(EXERCISE INSTRUCTIONS) Pictures appear in the records below; write out everything else exactly.

(EXCERPTED RECORDS)
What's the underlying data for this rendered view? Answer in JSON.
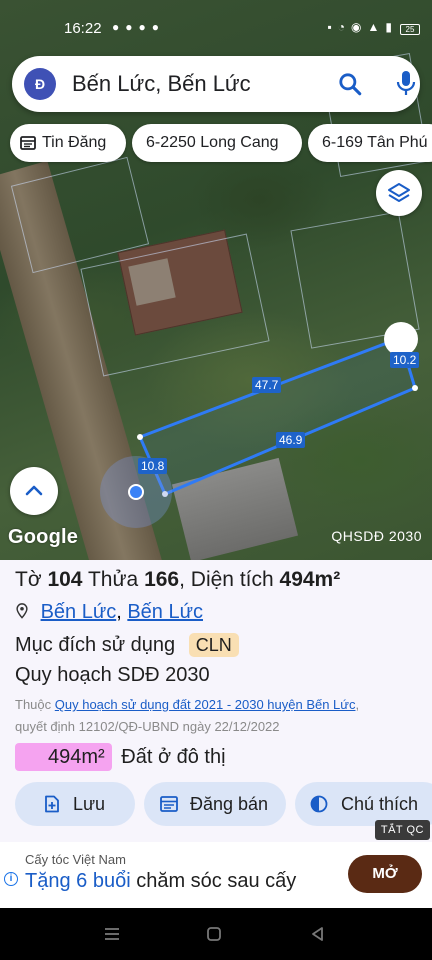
{
  "status_bar": {
    "time": "16:22",
    "battery": "25"
  },
  "search": {
    "avatar_letter": "Đ",
    "query": "Bến Lức, Bến Lức"
  },
  "chips": [
    {
      "label": "Tin Đăng"
    },
    {
      "label": "6-2250 Long Cang"
    },
    {
      "label": "6-169 Tân Phú"
    }
  ],
  "map": {
    "measurements": [
      "47.7",
      "10.2",
      "46.9",
      "10.8"
    ],
    "logo": "Google",
    "layer_tag": "QHSDĐ 2030"
  },
  "parcel": {
    "to_label": "Tờ",
    "to_value": "104",
    "thua_label": "Thửa",
    "thua_value": "166",
    "area_label": "Diện tích",
    "area_value": "494m²",
    "address_part1": "Bến Lức",
    "address_part2": "Bến Lức",
    "purpose_label": "Mục đích sử dụng",
    "purpose_code": "CLN",
    "plan_title": "Quy hoạch SDĐ 2030",
    "plan_prefix": "Thuộc",
    "plan_link": "Quy hoạch sử dụng đất 2021 - 2030 huyện Bến Lức",
    "plan_decision": "quyết định 12102/QĐ-UBND ngày 22/12/2022",
    "area_badge": "494m²",
    "area_type": "Đất ở đô thị"
  },
  "actions": {
    "save": "Lưu",
    "post": "Đăng bán",
    "legend": "Chú thích"
  },
  "ad": {
    "close_label": "TẮT QC",
    "sponsor": "Cấy tóc Việt Nam",
    "headline_highlight": "Tặng 6 buổi",
    "headline_rest": "chăm sóc sau cấy",
    "cta": "MỞ"
  },
  "colors": {
    "accent": "#1a5dc7",
    "parcel_outline": "#2f7bf5",
    "cta": "#5a2a14",
    "area_badge": "#f5a3f0",
    "purpose_badge": "#f9dfb3"
  }
}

(EXERCISE ANSWER)
What's the underlying data for this rendered view? Answer in JSON.
{
  "status_bar": {
    "time": "16:22",
    "battery": "25"
  },
  "search": {
    "avatar_letter": "Đ",
    "query": "Bến Lức, Bến Lức"
  },
  "chips": [
    {
      "label": "Tin Đăng"
    },
    {
      "label": "6-2250 Long Cang"
    },
    {
      "label": "6-169 Tân Phú"
    }
  ],
  "map": {
    "measurements": [
      "47.7",
      "10.2",
      "46.9",
      "10.8"
    ],
    "logo": "Google",
    "layer_tag": "QHSDĐ 2030"
  },
  "parcel": {
    "to_label": "Tờ",
    "to_value": "104",
    "thua_label": "Thửa",
    "thua_value": "166",
    "area_label": "Diện tích",
    "area_value": "494m²",
    "address_part1": "Bến Lức",
    "address_part2": "Bến Lức",
    "purpose_label": "Mục đích sử dụng",
    "purpose_code": "CLN",
    "plan_title": "Quy hoạch SDĐ 2030",
    "plan_prefix": "Thuộc",
    "plan_link": "Quy hoạch sử dụng đất 2021 - 2030 huyện Bến Lức",
    "plan_decision": "quyết định 12102/QĐ-UBND ngày 22/12/2022",
    "area_badge": "494m²",
    "area_type": "Đất ở đô thị"
  },
  "actions": {
    "save": "Lưu",
    "post": "Đăng bán",
    "legend": "Chú thích"
  },
  "ad": {
    "close_label": "TẮT QC",
    "sponsor": "Cấy tóc Việt Nam",
    "headline_highlight": "Tặng 6 buổi",
    "headline_rest": "chăm sóc sau cấy",
    "cta": "MỞ"
  },
  "colors": {
    "accent": "#1a5dc7",
    "parcel_outline": "#2f7bf5",
    "cta": "#5a2a14",
    "area_badge": "#f5a3f0",
    "purpose_badge": "#f9dfb3"
  }
}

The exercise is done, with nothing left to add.